Learn more about who we are by following our blog, written by our pastor, preacher, and chief evangelist. Engage in the everyday sacred as Abby writes about the deep and ordinary all at once.
One of my children’s Montessori classmates has kidney cancer. She is four. The fear is unspeakable. Thankfully grace abounds and WE ARE not without hope. Her diagnosis is excellent. The care she is receiving is world class. And her community is surrounding her with tangible love—meals dropped off, fundraisers, cards, playdates.
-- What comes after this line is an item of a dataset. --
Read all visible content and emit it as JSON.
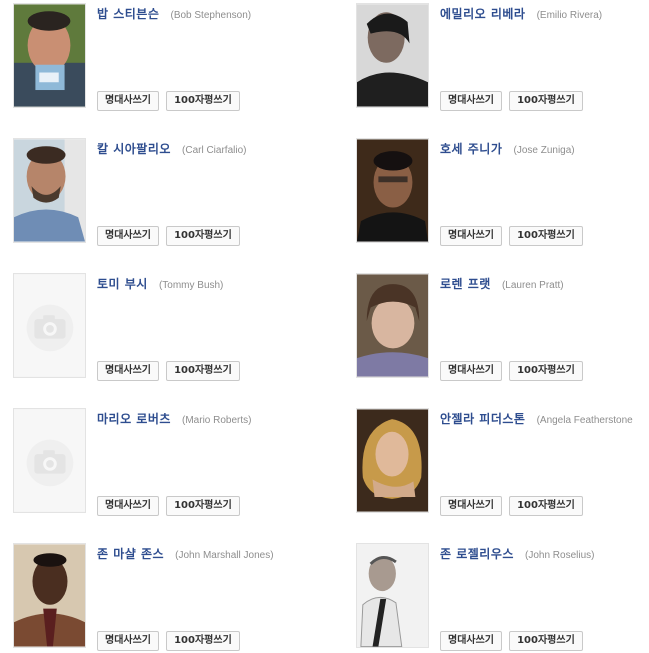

I am not particularly close to her mom. We have seen each other endlessly at pick up and drop off. Enough so that we exchange pleasantries, she knows my occupation, I hers. She is a yoga instructor, I a pastor. We like each other, but our lives are full. She has not become part of my inner circle, nor I hers.
When the Montessori community discovered her daughter was diagnosed with kidney cancer, my own hidden fears thrust me into action. As a pastor, I have walked with many through cancer and observed what can be helpful. Because of this, I ended up the coordinator of meals and parent volunteers. As a result I am in regular email communication with a woman who is very familiar, but not a close friend.
We email about details: where is your house, will you leave a cooler outside, do you mind if we put your daughter’s picture in the flier? But how can you email someone only about details when her daughter is throwing up from chemo and she has a folder filling with medical bills? I have decided to be authentically myself--which means being a Christian. I’ve decided not to be concerned about “religiously offending” even though I was pretty certain she did not share my faith tradition. In my emails I have made it clear I pray for her (I have not written the neutral “I am thinking of you”). I have told her we pray for her daughter in church, that my son remembers her daughter in his nightly prayers, that I have raised my fist at God a few times about her daughter’s diagnosis, that I often visualize her family and pray God’s love surrounds them like a warm blanket and at other times I visualize God’s strong arms picking her up to move her on to the chemo appointment. I have been fully my Christian self.
Something miraculous has happened: my relationship with this woman has become religiously intimate. She does not share my faith. But she has a faith that is her own and beautiful and full. She has written me emails with such beautiful words such as “I bow to you.” She has written about releasing her fears and handing them over, about her journey through control, and always she thanks me through a simple blessing: Namaste.
We are far too cautious these days about offending others with our religious beliefs—so cautious that we stunt relationships. I have no intention of making this mother a Christian. She has no intention of making me a part of her tradition. Yet because we have been honest about our own spiritual practices and journeys, a richness and depth has arisen that would never have been there otherwise.
Let’s quit tip toeing around. Let us honestly share who we are as faithful people with one another, no matter what our faith is, owning boldly that we can be deeply faithful without a desire to convert others to our tradition. Maybe that’s our best interreligious future—not a world in which everyone pretends to be secular in order to avoid offense. Maybe in our best future everyone is who they are, and thanks God for each other as they are.
Rev. Abigail A Henrich (ehm!) is an ordained minister who earned her stripes at Princeton Theological Seminary and Colgate University. That said, Abby is really a mother-pastor-spouse who lives in a kinetic state of chaos as she moves from her many vocations: folding laundry, preaching, returning phone calls, sorting lunch boxes, answering e-mails, and occasionally thinking deep thoughts in the shower. Unabashedly she is a progressive Christian who believes some shaking up has got to happen in the church.